→ **Data for this exercise**
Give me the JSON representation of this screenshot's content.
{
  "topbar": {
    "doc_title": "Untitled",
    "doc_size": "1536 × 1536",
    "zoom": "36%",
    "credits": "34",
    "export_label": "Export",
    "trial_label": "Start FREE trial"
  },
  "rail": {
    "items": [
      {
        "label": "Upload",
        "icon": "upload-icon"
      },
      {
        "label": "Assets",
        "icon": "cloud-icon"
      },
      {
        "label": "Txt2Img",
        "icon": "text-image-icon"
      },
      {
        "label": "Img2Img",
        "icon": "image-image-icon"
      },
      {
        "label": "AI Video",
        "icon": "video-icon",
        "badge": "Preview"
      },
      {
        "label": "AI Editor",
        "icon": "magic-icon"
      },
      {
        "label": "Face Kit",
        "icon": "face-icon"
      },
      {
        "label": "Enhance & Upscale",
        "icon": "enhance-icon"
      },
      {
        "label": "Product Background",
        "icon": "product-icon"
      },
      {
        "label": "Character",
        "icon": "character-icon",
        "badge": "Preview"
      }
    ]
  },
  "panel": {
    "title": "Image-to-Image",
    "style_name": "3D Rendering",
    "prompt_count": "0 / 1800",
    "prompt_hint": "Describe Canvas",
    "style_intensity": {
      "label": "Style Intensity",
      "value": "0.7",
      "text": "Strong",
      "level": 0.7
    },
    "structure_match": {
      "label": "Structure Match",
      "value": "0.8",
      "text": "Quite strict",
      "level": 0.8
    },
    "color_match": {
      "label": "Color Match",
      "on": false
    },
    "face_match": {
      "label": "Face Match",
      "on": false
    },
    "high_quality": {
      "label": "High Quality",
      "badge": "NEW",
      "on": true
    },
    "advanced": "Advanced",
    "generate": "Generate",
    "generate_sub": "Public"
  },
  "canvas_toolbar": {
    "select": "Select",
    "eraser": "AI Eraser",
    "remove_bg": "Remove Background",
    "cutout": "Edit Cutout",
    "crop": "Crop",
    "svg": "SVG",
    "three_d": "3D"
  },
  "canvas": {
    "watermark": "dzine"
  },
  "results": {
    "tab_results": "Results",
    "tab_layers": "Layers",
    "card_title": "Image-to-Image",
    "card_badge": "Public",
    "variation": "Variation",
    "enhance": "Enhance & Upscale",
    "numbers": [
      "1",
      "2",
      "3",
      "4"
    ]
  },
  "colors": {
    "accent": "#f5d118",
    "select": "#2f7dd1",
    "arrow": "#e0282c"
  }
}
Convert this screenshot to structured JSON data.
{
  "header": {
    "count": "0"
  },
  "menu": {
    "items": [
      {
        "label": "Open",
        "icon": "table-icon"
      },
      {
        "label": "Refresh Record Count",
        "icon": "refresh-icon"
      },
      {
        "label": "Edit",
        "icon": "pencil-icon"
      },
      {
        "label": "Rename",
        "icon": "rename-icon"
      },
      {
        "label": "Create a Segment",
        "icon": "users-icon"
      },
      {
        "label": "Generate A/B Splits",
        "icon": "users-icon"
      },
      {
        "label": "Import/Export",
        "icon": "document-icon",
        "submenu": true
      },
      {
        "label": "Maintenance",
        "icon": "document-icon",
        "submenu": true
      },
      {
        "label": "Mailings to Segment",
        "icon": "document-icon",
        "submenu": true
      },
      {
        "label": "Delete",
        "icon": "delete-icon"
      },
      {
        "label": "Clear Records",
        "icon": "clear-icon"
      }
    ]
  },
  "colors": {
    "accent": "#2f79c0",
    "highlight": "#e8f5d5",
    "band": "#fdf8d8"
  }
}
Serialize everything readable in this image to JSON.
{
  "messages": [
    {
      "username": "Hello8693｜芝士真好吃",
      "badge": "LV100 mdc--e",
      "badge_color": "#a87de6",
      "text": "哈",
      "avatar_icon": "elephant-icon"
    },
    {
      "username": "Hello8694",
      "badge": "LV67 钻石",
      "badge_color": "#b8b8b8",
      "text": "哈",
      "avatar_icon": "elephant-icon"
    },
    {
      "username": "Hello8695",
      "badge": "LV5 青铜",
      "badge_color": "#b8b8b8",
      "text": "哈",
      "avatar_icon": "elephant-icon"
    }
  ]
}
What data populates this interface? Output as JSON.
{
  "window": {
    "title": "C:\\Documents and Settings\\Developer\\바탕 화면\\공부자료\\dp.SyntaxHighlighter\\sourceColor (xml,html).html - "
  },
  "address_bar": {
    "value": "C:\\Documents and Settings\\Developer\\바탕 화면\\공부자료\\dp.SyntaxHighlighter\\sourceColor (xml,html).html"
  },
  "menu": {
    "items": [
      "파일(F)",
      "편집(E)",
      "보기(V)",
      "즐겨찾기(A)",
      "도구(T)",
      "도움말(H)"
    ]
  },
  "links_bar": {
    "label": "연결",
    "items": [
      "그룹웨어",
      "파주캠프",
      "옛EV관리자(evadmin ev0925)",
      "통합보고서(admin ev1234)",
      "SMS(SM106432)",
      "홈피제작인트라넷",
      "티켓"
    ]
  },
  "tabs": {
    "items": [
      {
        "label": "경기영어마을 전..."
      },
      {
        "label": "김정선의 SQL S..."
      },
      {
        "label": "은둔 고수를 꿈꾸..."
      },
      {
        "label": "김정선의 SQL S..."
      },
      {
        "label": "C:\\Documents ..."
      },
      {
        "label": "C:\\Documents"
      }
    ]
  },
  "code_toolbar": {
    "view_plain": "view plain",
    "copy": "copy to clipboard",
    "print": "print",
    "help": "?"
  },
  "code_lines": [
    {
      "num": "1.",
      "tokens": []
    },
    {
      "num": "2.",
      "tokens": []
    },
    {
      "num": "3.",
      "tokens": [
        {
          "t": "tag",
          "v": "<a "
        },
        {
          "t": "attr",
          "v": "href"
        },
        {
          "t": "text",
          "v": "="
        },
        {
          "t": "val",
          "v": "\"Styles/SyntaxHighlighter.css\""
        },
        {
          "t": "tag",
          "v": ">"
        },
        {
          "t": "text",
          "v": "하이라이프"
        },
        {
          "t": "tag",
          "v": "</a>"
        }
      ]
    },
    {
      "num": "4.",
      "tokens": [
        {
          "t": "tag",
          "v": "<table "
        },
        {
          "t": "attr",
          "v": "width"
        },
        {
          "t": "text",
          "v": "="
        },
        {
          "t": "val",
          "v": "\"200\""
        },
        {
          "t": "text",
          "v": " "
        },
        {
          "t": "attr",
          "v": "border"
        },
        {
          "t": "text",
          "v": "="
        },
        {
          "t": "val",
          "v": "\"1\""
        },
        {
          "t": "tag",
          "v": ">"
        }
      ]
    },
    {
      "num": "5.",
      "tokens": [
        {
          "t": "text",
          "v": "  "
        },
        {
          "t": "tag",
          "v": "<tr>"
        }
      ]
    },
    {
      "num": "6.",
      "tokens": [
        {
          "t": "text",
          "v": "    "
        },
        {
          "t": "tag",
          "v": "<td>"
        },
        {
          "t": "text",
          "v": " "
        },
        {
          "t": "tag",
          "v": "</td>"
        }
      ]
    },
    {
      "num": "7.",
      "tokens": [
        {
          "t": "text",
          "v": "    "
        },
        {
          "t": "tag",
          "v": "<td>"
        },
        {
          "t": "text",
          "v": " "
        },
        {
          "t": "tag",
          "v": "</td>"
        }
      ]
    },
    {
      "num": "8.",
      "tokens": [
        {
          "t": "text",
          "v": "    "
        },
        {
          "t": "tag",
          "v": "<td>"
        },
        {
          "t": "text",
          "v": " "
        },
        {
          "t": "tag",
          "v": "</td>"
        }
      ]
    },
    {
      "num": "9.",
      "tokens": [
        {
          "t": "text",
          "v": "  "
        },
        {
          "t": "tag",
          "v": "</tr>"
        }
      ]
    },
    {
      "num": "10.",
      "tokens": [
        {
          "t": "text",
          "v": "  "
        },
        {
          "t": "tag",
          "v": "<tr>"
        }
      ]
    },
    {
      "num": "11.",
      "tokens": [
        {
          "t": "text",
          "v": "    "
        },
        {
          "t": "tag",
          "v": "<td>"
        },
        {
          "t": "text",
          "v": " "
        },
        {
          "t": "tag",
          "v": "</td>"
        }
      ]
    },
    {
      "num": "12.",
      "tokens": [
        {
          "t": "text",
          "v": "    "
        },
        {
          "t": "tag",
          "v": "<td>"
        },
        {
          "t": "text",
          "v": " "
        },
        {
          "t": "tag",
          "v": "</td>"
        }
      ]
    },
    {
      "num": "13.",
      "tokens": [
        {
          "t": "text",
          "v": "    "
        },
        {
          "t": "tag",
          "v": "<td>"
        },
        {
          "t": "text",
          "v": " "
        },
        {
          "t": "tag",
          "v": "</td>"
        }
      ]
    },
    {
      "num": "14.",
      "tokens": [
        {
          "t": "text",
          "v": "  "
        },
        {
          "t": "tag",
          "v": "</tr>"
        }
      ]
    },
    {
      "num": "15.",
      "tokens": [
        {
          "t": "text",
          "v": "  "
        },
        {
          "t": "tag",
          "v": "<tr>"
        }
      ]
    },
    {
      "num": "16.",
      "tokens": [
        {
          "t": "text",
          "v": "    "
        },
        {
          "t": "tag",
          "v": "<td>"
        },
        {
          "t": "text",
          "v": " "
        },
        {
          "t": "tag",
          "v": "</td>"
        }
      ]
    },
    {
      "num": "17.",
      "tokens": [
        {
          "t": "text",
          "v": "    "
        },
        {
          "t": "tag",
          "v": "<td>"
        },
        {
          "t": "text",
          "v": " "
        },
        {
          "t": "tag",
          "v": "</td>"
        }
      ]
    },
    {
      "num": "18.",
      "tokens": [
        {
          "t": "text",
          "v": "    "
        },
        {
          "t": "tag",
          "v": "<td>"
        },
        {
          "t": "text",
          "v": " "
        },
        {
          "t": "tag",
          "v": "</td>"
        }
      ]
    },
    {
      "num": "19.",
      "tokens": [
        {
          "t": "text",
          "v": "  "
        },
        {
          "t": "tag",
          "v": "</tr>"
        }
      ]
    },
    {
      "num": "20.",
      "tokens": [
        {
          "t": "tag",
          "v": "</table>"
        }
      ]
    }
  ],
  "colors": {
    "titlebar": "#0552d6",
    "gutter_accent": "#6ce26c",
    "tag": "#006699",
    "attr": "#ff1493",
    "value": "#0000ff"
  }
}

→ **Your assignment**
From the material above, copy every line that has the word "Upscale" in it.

→ **Your response**
        "label": "Enhance & Upscale",
    "enhance": "Enhance & Upscale",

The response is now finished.